At 2:46 p.m. Dec. 24, Wilmington police were called to Deming Way to help the driver of a 2003 Ford Explorer who dropped a set of keys into a place you never want to see them go — through a sewer grate. Police notified a towing company to move the vehicle but then canceled the request because, according to the log entry, the driver’s keys had been successfully fished out of the sewer with a wire hook.



At 2:23 a.m. Jan. 1, Wilmington police responded to a report of suspicious activity at a residence on King Street. The caller told police that an intoxicated man was trying to enter the person’s home. The would-be intruder then left and headed toward Broad Street. A State Police K-9 unit searched the area but was unable to locate the man.


Bridgewater police tweeted that at 5:28 a.m. Jan. 1, they got a call from a resident who reported that her upstairs tenants had been making noise all night and were causing a disturbance. The caller “reports the music is loud and someone is now riding a scooter around,” the tweet said.


At 8:15 a.m. Jan. 7, Stow police received a call from a resident of Maura Drive who saw a red pickup truck with its engine running in her driveway. According to the log entry, she told police she had “no idea” whose truck it was. Police located the suspicious truck and identified the driver, who turned out to be a construction worker who was at the wrong house. “The construction foreman showed up and cleared up the misunderstanding,” the log entry stated.
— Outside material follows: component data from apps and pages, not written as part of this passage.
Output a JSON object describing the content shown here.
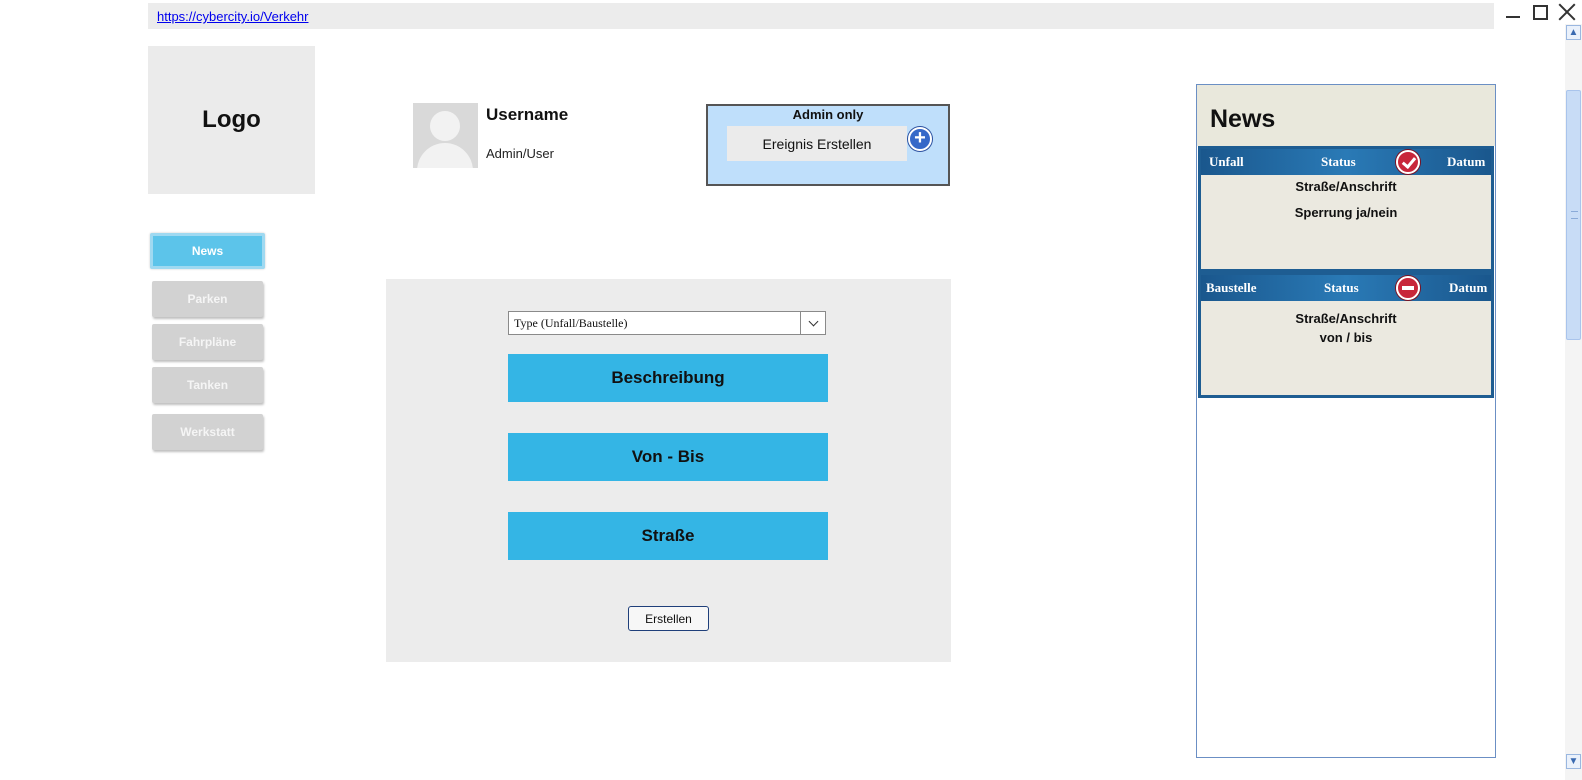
{
  "browser": {
    "url": "https://cybercity.io/Verkehr"
  },
  "logo": {
    "label": "Logo"
  },
  "nav": {
    "items": [
      {
        "label": "News",
        "active": true
      },
      {
        "label": "Parken",
        "active": false
      },
      {
        "label": "Fahrpläne",
        "active": false
      },
      {
        "label": "Tanken",
        "active": false
      },
      {
        "label": "Werkstatt",
        "active": false
      }
    ]
  },
  "user": {
    "name": "Username",
    "role": "Admin/User"
  },
  "admin": {
    "title": "Admin only",
    "create_event_label": "Ereignis Erstellen"
  },
  "form": {
    "type_select_value": "Type (Unfall/Baustelle)",
    "description_label": "Beschreibung",
    "date_range_label": "Von - Bis",
    "street_label": "Straße",
    "submit_label": "Erstellen"
  },
  "news": {
    "title": "News",
    "cards": [
      {
        "type": "Unfall",
        "status_label": "Status",
        "status_icon": "check-circle-icon",
        "date_label": "Datum",
        "line1": "Straße/Anschrift",
        "line2": "Sperrung ja/nein"
      },
      {
        "type": "Baustelle",
        "status_label": "Status",
        "status_icon": "minus-circle-icon",
        "date_label": "Datum",
        "line1": "Straße/Anschrift",
        "line2": "von / bis"
      }
    ]
  },
  "colors": {
    "accent": "#34b5e5",
    "nav_active": "#5cc4ea",
    "admin_bg": "#bfdffb",
    "card_header": "#1a578d",
    "status_icon": "#c8263a"
  }
}
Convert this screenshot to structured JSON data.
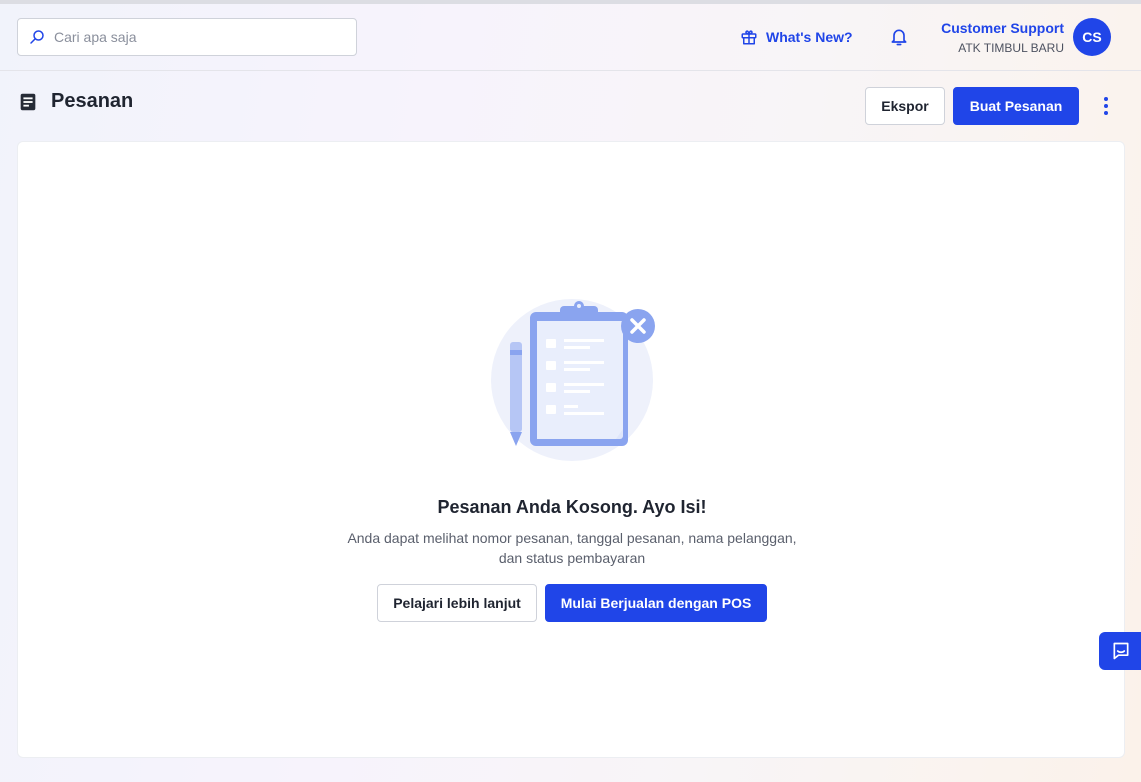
{
  "search": {
    "placeholder": "Cari apa saja"
  },
  "header": {
    "whats_new_label": "What's New?",
    "user_name": "Customer Support",
    "store_name": "ATK TIMBUL BARU",
    "avatar_initials": "CS"
  },
  "page": {
    "title": "Pesanan",
    "export_label": "Ekspor",
    "create_label": "Buat Pesanan"
  },
  "empty_state": {
    "title": "Pesanan Anda Kosong. Ayo Isi!",
    "description_line1": "Anda dapat melihat nomor pesanan, tanggal pesanan, nama pelanggan,",
    "description_line2": "dan status pembayaran",
    "learn_more_label": "Pelajari lebih lanjut",
    "start_pos_label": "Mulai Berjualan dengan POS"
  },
  "icons": {
    "search": "search-icon",
    "gift": "gift-icon",
    "bell": "bell-icon",
    "orders": "receipt-icon",
    "more": "more-vertical-icon",
    "chat": "chat-icon",
    "illustration": "empty-clipboard-illustration"
  },
  "colors": {
    "primary": "#2045e8",
    "text": "#1f2430",
    "muted": "#5a5f6c"
  }
}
At 5:41 a.m. Jan. 8, the Stow Police Department got a call from someone who wanted to talk to police about something that happened at a ski resort. According to the log entry, the caller was advised that there are no ski slopes located in Stow, Massachusetts, and, it turned out that the caller was trying to reach police in the town of Stowe, Vermont. The caller was advised how to contact them.


Loyal readers of Blotter Tales may recall that we’ve written about thefts of catalytic converters before. They’re favored by thieves because they contain precious metals and can be sold to scrap dealers for anywhere from $20 to $240, according to the National Insurance Crime Bureau. Catalytic converters have gone missing from vehicles all around Greater Boston, and one of the more recent examples was reported on Dec. 7. Brookline police officers heard from a resident of Newton Street who reported that the catalytic converter and oxygen sensor had been stolen from a vehicle while it was parked in the driveway. A similar theft was reported in Wellesley on Dec. 28. In that incident, a man told police that when he left work he noticed his car was making a loud noise, so he brought it to a mechanic who informed him that the catalytic converter had been removed. Police said there were no suspects.



At 11:44 p.m. Dec. 18, Bridgewater police received multiple calls about a domestic dispute unfolding between a man and a woman in the road in front of Home Depot. Witnesses told police that the man and woman were on foot, and the man was shirtless. According to a tweet by police, the cruiser that responded to the call said it was a boyfriend and girlfriend “having an argument after getting off a party bus.” Police reported that a family member came to pick up both of them.

Emily Sweeney can be reached at emily.sweeney@globe.com. Follow her on Twitter @emilysweeney.